Resch’s plans were approved by council and Howie, Moffat and Co. set to work constructing Lindsay Thompson’s masterpiece. During the 1920s Bondi developed a much envied reputation for being The Playground of the Pacific. Artists and writers flocked to the area and Bondi Beach stole Manly’s crown for being Sydney’s premier surfing spot. Bondi acquired a hedonistic and bohemian atmosphere, which was heightened in 1923 when the flamboyant bookmaker David McFarlane McLachlan Kerr opened The Casino next to the Hotel Bondi. Despite the name, this wasn’t a gambling establishment but a nightclub offering live music and dancing. Unfortunately Kerr lost his shirt during the Great Depression and The Casino closed in 1931. Kerr wasn’t the only victim of the Great Depression and Bondi Beach became a haven for the poor, with the authorities encouraging them to soak in the healthy beach environment as a tonic for the physical and psychological symptoms caused by the financial crisis. In 1929 Resch’s Ltd was taken over by rival brewer Tooth & Co.

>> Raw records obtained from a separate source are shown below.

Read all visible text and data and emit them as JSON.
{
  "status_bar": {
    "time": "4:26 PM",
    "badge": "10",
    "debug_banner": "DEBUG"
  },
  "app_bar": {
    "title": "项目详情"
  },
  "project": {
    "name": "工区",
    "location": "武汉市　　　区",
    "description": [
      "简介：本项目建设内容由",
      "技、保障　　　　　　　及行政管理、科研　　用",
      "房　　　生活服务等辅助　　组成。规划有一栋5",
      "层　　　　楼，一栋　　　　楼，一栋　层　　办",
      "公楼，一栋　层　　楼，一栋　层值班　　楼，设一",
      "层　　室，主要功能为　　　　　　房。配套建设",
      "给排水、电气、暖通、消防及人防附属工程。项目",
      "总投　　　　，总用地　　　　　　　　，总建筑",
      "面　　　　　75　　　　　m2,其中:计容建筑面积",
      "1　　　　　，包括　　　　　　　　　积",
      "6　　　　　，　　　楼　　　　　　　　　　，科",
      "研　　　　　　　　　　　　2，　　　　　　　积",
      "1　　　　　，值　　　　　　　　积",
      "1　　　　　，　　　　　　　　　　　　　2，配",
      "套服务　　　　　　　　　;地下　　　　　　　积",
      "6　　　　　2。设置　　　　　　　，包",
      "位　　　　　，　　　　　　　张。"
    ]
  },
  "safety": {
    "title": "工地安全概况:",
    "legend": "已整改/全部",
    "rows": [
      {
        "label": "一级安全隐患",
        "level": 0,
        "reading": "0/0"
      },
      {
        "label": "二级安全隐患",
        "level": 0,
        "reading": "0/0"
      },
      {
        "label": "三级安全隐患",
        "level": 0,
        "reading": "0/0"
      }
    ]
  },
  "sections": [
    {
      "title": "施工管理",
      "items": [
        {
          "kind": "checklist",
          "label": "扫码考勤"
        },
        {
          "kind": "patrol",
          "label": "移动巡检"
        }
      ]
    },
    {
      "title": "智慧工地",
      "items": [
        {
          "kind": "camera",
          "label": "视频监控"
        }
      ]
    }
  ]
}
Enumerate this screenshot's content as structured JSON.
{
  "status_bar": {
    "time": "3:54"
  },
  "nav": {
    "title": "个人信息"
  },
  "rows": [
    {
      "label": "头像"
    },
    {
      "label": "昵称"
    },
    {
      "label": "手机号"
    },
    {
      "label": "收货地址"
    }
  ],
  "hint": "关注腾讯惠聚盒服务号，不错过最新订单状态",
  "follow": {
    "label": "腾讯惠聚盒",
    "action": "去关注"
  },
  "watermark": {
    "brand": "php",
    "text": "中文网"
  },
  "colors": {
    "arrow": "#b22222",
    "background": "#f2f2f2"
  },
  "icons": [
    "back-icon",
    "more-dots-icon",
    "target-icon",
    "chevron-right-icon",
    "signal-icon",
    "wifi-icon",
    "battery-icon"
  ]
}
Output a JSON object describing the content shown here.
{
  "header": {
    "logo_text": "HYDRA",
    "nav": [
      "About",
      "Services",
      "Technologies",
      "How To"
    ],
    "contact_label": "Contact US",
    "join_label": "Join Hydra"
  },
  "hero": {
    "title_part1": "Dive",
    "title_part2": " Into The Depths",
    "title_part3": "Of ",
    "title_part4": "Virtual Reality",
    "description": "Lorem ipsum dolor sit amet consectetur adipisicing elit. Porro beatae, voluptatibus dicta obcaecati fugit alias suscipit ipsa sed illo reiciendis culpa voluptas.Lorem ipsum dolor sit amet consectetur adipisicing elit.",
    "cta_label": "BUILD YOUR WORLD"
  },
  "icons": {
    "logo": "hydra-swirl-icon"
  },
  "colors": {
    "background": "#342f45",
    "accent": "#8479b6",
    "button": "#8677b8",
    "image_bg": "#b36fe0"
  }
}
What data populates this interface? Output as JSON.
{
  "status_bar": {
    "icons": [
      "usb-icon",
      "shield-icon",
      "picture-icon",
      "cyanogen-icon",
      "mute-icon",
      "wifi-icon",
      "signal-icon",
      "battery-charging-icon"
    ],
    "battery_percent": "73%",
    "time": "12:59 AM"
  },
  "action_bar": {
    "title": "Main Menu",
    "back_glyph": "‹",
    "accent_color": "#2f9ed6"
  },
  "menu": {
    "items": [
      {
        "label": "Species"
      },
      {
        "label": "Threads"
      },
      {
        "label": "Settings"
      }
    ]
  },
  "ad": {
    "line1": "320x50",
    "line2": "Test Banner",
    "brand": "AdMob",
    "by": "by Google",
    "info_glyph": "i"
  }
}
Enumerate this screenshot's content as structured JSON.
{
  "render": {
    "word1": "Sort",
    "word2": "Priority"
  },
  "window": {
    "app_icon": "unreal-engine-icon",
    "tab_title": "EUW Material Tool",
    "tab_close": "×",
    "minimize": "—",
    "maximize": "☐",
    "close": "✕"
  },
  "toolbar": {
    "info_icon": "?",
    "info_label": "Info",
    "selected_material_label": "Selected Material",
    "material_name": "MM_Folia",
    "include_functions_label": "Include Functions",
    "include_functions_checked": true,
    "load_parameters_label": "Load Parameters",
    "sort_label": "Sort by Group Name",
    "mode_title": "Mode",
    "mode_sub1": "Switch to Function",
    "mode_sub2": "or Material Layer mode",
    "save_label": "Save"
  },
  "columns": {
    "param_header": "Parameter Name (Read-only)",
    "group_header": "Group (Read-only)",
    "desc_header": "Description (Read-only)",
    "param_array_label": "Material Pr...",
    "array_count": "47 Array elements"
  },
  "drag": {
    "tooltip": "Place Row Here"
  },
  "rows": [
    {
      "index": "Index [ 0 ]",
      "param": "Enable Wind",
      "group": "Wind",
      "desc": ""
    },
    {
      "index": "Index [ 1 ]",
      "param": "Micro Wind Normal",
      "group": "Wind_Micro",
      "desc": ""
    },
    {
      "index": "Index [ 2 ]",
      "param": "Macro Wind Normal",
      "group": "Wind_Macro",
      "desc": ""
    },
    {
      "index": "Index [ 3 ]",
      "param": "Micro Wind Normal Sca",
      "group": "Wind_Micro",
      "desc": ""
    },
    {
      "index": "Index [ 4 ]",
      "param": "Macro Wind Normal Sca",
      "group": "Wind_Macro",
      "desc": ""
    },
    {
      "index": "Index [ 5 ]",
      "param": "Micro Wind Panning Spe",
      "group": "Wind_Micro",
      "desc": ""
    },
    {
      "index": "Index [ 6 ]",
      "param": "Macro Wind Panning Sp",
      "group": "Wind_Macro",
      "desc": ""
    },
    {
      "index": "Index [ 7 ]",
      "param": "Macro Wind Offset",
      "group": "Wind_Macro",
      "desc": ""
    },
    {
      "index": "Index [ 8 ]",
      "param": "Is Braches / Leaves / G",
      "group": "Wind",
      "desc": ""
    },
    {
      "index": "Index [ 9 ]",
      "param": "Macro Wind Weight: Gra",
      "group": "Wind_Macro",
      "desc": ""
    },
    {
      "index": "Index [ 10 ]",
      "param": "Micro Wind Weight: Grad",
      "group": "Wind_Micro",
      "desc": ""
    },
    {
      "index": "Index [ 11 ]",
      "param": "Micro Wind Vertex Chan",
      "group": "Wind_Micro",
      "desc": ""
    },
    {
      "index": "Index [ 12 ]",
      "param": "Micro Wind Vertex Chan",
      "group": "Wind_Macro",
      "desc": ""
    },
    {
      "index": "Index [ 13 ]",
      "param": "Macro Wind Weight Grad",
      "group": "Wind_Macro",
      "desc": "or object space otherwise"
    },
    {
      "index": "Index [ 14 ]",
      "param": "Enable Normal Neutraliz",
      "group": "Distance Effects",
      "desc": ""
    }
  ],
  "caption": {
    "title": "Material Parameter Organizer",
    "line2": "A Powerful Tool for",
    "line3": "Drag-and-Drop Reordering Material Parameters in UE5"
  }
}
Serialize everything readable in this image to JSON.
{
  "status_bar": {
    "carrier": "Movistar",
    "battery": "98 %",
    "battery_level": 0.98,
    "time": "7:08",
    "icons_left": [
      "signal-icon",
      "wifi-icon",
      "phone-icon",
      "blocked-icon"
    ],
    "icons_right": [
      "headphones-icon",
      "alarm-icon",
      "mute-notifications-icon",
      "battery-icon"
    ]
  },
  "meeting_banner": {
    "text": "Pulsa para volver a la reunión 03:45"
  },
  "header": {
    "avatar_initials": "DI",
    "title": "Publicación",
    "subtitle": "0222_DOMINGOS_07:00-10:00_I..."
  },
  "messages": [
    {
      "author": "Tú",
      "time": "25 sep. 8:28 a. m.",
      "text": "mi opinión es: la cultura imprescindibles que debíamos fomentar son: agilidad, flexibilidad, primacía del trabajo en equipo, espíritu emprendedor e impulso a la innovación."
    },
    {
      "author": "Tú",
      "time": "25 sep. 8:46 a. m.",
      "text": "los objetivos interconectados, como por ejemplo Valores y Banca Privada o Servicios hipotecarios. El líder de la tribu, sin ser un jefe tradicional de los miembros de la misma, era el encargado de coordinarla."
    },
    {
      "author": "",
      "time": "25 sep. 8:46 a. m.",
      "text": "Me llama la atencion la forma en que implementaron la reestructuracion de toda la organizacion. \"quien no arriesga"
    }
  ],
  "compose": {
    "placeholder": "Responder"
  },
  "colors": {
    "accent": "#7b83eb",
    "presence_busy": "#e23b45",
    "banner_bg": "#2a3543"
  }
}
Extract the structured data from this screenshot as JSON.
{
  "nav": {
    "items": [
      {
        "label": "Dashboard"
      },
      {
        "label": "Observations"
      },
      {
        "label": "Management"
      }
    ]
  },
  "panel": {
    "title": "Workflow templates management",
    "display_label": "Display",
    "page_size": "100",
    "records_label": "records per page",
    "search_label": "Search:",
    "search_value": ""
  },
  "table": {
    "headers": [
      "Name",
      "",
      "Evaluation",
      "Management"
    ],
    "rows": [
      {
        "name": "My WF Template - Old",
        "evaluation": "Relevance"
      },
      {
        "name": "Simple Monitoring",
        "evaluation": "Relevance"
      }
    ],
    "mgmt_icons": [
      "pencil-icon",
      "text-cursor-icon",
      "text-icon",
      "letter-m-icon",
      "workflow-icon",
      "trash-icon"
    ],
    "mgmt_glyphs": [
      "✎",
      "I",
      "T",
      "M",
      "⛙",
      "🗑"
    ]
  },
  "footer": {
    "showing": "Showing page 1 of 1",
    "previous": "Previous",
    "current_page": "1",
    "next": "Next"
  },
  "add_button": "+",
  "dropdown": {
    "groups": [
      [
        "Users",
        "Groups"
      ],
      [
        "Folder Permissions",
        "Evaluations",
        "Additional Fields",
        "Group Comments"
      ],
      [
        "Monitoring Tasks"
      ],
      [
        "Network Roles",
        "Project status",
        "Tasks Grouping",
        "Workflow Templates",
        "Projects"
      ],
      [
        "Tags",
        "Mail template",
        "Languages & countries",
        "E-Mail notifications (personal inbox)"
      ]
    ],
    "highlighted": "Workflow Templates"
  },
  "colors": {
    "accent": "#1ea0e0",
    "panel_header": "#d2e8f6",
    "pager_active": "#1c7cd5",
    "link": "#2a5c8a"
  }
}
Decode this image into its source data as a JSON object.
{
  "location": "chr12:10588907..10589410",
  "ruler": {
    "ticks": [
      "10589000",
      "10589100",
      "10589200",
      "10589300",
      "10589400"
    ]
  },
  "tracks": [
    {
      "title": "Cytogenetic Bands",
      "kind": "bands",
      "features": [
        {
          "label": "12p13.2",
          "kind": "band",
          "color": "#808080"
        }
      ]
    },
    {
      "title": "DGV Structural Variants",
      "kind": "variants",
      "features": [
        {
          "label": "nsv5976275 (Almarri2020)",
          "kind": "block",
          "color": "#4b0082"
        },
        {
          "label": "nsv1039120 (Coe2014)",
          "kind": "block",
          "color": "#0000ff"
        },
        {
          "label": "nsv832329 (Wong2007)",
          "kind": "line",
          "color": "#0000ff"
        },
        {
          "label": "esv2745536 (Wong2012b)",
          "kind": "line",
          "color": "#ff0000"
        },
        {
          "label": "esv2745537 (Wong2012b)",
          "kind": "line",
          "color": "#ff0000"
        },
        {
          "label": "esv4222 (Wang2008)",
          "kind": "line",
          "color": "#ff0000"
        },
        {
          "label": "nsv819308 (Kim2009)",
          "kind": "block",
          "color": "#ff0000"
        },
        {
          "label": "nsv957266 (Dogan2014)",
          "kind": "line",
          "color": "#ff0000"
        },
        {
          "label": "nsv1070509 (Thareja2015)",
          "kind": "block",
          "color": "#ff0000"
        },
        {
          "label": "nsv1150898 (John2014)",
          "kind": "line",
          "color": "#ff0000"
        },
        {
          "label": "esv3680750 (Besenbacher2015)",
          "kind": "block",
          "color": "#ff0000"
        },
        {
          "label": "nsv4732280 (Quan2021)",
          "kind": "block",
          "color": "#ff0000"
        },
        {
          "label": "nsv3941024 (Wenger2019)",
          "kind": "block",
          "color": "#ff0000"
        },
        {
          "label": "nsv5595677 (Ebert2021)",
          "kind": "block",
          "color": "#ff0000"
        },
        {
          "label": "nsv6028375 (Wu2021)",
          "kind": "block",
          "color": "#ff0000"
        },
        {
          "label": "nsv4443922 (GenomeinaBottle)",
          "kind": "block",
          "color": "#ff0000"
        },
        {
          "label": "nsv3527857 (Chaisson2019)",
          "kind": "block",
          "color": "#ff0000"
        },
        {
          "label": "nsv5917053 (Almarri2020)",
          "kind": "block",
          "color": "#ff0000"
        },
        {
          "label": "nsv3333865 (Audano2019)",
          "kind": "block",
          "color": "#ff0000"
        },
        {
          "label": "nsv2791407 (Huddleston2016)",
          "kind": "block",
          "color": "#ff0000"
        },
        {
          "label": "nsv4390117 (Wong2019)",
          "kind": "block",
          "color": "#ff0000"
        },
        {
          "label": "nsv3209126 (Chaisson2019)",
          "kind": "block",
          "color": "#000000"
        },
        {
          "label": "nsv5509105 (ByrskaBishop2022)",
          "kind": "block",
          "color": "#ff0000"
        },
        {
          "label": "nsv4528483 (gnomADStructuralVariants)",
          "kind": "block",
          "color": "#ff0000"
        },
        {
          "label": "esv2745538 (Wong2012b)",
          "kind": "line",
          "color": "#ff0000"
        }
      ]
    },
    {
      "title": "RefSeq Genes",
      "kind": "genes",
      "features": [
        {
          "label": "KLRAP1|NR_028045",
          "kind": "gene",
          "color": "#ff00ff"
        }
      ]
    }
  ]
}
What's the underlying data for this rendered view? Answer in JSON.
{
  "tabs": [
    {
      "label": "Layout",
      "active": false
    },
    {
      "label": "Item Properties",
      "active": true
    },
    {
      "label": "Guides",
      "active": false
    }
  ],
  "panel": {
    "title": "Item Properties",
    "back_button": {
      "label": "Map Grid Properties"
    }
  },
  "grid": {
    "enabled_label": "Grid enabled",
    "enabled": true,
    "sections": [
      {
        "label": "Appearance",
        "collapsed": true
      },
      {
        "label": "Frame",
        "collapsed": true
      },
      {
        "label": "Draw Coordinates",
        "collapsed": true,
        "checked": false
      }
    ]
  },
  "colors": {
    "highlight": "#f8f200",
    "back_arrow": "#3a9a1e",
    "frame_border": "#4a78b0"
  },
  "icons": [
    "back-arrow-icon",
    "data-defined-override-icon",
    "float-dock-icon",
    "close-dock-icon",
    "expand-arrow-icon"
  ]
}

The new owners of the Hotel Bondi eventually added a public bar and lounge to the building. These new facilities were opened during the era of the six o’clock swill, when workers would clock off for the day and would only have an hour to down as much beer as possible before closing time. Pub trading hours were not extended in NSW until 1955. The outbreak of the Second World War saw Bondi Beach become a much less desirable holiday destination. Those local residents who had the means boarded up their homes and fled inland, whilst barbed wire and concrete tank traps were installed across the golden sand to help protect Sydney against a Japanese invasion. Every possible precaution was taken and blackout regulations were in force to ensure that all windows facing the sea were blacked out at night. But on 8 June 1942 a Japanese submarine fired about a dozen shells over Bondi and into Woollahra. When the Second World War ended Bondi developed into a working class area, largely due to the arrival of Jewish migrants who had decided to flee war ravaged Europe.

The surf culture continued to grow and in 1955 over 40,000 people crammed onto Bondi Beach, with a further 60,000 gathered on the surrounding foreshore to catch a glimpse of Queen Elizabeth II, who was attending the first ever Royal Surf Carnival. On a single day in 1961 more than fifty women were ordered to leave Bondi Beach by the council officials who carried tape measures to ensure that the legs of swimming costumes were at least 3” long. Bathing regulations still held that the swimming costume was to cover from neck to knee. However times were changing and by the end of that year the regulations were overturned, simply stating that bathers should be ‘clad in a proper and adequate bathing costume.’

Today Bondi Beach has regained its status as The Playground of the Pacific, it still has its backpacker hostels and it has kept its bohemian feel but it is also home to the rich and the famous with property selling for millions of dollars. Campbell Parade has been treated to a A$3.1 million facelift and boasts a wide array of boutique shops, restaurants and bars.


Alcohol Free and Prohibited Areas

Bondi Beach and Parks and public streets are alcohol free, enforced by council and police. Luckily though there are lots of cafes, restaurants and bars where you can enjoy a drink in comfort.